Here’s a good one: Lie-Nielsen

-- 温故知新

View stefang's profile


17040 posts in 4493 days

#9 posted 03-09-2010 12:21 AM

I tried the 90 degree holes first Randy and I found it was a bit hard to make a long dowel that way. Of course they can be cut shorter, but then the process takes longer. I honestly don’t know which way is best, but I’ve been making my dowels this way for some time and It seems pretty efficient to me. I guess the best system is the one you like the best.

-- Mike, an American living in Norway.

View Kent Shepherd's profile

Kent Shepherd

2718 posts in 4445 days

#10 posted 03-09-2010 12:26 AM

Great blog Mike. This sounds very useful

Thanks for sharing with us


View grizzman's profile


7836 posts in 4462 days

#11 posted 03-09-2010 12:38 AM

thanks mike..this was a good one..i like being as self sufficient as possible also…and there have been several times ive needed a dowel piece in a different wood..thanks

-- GRIZZMAN ...[''''']

View hObOmOnk's profile


1381 posts in 5286 days

#12 posted 03-09-2010 01:08 AM


Here’s a dowel cutter that a friend of mine uses.

Lee Valley

-- 温故知新

View Loucarb's profile


2388 posts in 4604 days

#13 posted 03-09-2010 02:06 AM

Great blog. Thanks for sharing.

View dustbunny's profile


1149 posts in 4454 days

#14 posted 03-09-2010 02:16 AM

NO WAY !! This is totally awesome !!
Simple- even I could do it, and I will.
I wanted some walnut dowel, I turned it on the lathe.
This is a great alternative.


-- Imagination rules the world. ~ Napoleon Bonaparte ~

View TopamaxSurvivor's profile


21661 posts in 4835 days

#15 posted 03-09-2010 04:03 AM

Great blog Mike.

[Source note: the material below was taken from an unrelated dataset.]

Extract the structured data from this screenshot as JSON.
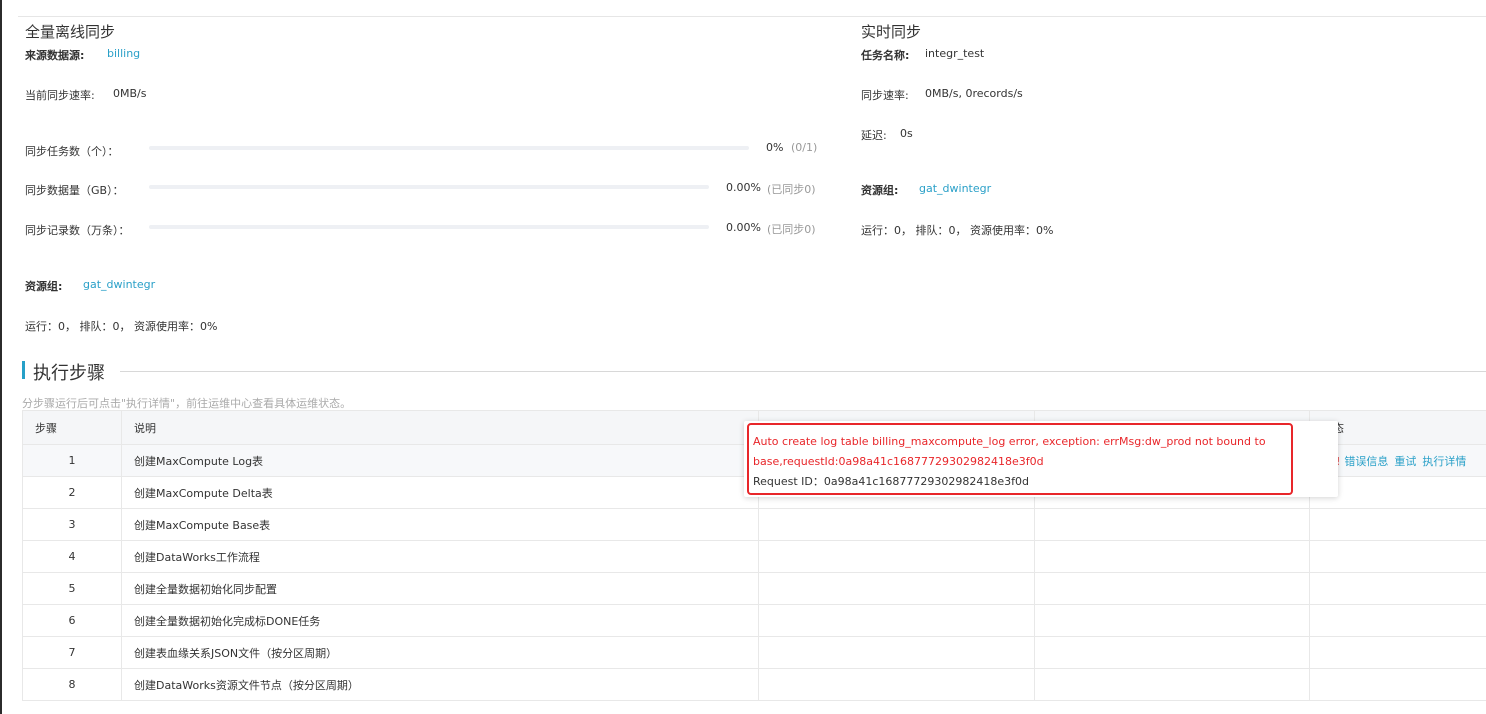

Good ol’ Yankee ingenuity at work :-)

-- Bob in WW ~ "some old things are lovely, warm still with life ... of the forgotten men who made them." - D.H. Lawrence

showing 1 through 15 of 44 comments

Have your say...

You must be signed in to post the comments.

DISCLAIMER: Any posts on LJ are posted by individuals acting in their own right and do not necessarily reflect the views of LJ. LJ will not be held liable for the actions of any user.

Latest Projects | Latest Blog Entries | Latest Forum Topics